*** Records for this exercise

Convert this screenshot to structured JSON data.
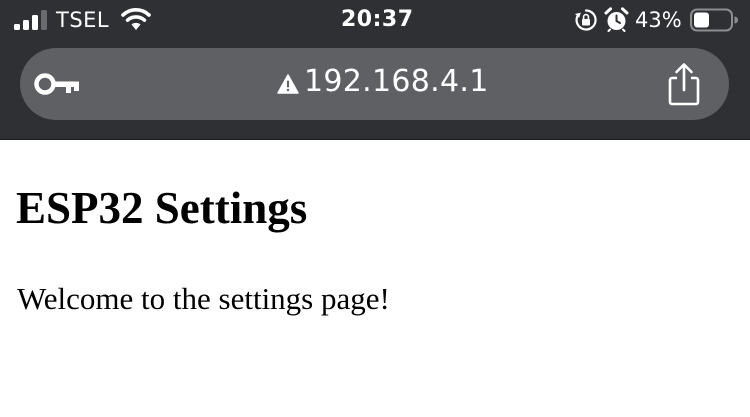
{
  "status_bar": {
    "carrier": "TSEL",
    "time": "20:37",
    "battery_percent": "43%",
    "battery_level": 0.43,
    "signal_bars": 3,
    "icons": [
      "signal-icon",
      "wifi-icon",
      "lock-rotation-icon",
      "alarm-icon",
      "battery-icon"
    ]
  },
  "address_bar": {
    "url": "192.168.4.1",
    "security": "not-secure",
    "icons": [
      "key-icon",
      "warning-icon",
      "share-icon"
    ]
  },
  "page": {
    "title": "ESP32 Settings",
    "welcome": "Welcome to the settings page!"
  },
  "colors": {
    "chrome_background": "#2f3033",
    "url_bar_background": "#5e6064",
    "page_background": "#ffffff",
    "text": "#000000"
  }
}
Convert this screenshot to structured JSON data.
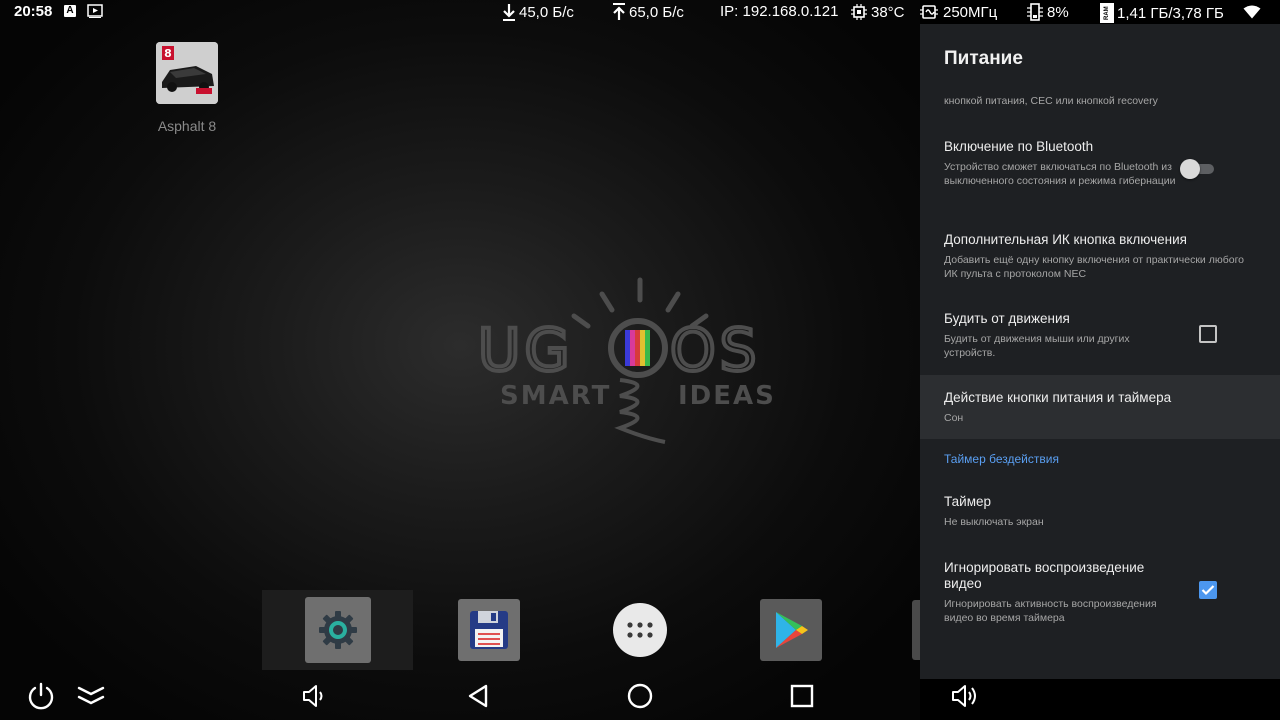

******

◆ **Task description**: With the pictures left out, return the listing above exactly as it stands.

◆ **Exercise solution**:
Convert this screenshot to structured JSON data.
{
  "status_bar": {
    "carrier": "TSEL",
    "time": "20:37",
    "battery_percent": "43%",
    "battery_level": 0.43,
    "signal_bars": 3,
    "icons": [
      "signal-icon",
      "wifi-icon",
      "lock-rotation-icon",
      "alarm-icon",
      "battery-icon"
    ]
  },
  "address_bar": {
    "url": "192.168.4.1",
    "security": "not-secure",
    "icons": [
      "key-icon",
      "warning-icon",
      "share-icon"
    ]
  },
  "page": {
    "title": "ESP32 Settings",
    "welcome": "Welcome to the settings page!"
  },
  "colors": {
    "chrome_background": "#2f3033",
    "url_bar_background": "#5e6064",
    "page_background": "#ffffff",
    "text": "#000000"
  }
}
Convert this screenshot to structured JSON data.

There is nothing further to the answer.